Roberto Sebastián Antonio Matta Echaurren (November 11, 1911 – November 23, 2002), better known as Roberto Matta, was one of Chile's best-known painters and a seminal figure in 20th century abstract expressionist and surrealist art. Born in Santiago, he studied architecture and interior design. His travels in Europe and the United States, during his military service, led him to befriend artists such as Arshile Gorky, René Magritte, Salvador Dalí, André Breton, and Le Corbusier. It was Andre Breton who was the biggest champion of his work and introduced him to the leading members of the Paris Surrealist movement.
As he matured and developed his own style, Matta blended abstraction, figuration, and multi-dimensional spaces into complex, cosmic landscapes inhabited by anthropomorphic figures. Matta's exploration of the unconscious mind through a symbolic language of abstract forms greatly influenced the early development Abstract Expressionism.
Matta's connections with Breton's surrealist movement were severed following a private disagreement concerning Arshile Gorky. He was accused of indirectly causing Gorky's suicide, due to an affair with Gorky's wife. This led to his formal expulsion from the group, and Matta further broke with the conventions of the Surrealist movement by incorporating deliberate elements of social and political awareness to his work. Matta strongly believed that art could shape the landscape of our existence, and was very involved in the socialist movements of the 1960s and 1970s.
Beginning in the 1990s, Matta worked on a series of etchings, leading up to his final work, La Source Du Calm (2002). These carborundum etchings are works of masterful control, exuberant with color and inventiveness. Although more joyful than many of his earlier works, they continue the exploration of sexual themes, engaging and exploring the female/male dichotomy. Both the ever-present humanoid figures and fantastical science-fiction domain consistent in Matta’s work are noticeably present.
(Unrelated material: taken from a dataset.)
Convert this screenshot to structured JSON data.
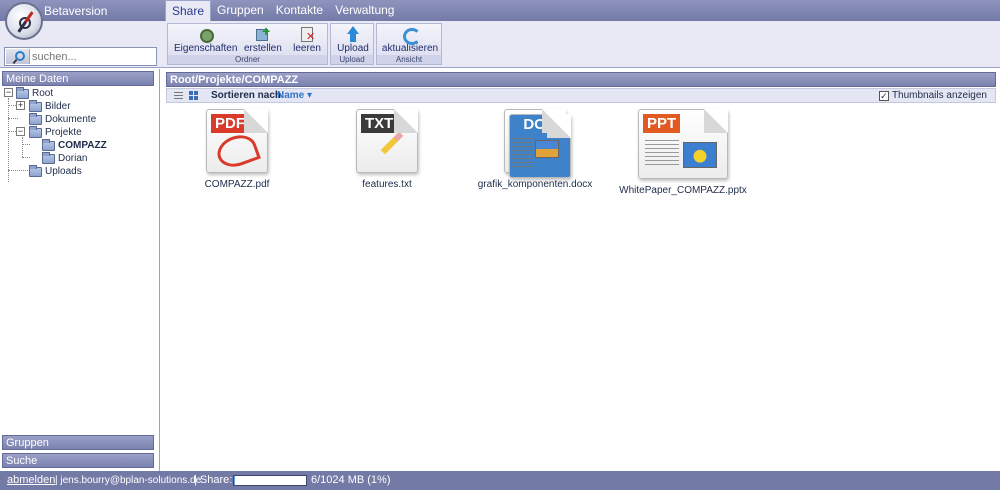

From his apocalyptic visions of the 1940s to his politically satirical work of the 1960s and 70s, Matta continuously pushed boundaries; the certainty of structures, the hazy division between internal and external worlds, the activist role of the artist, and at its core, the physical process of painting. As a bridge between Surrealism and Abstract Expressionism, Matta is often characterized as a cultural catalyst; and with artists such as Motherwell, Pollock and Baziotes citing him as inspiration, Roberto Matta was undeniably a seminal contributor to modern art.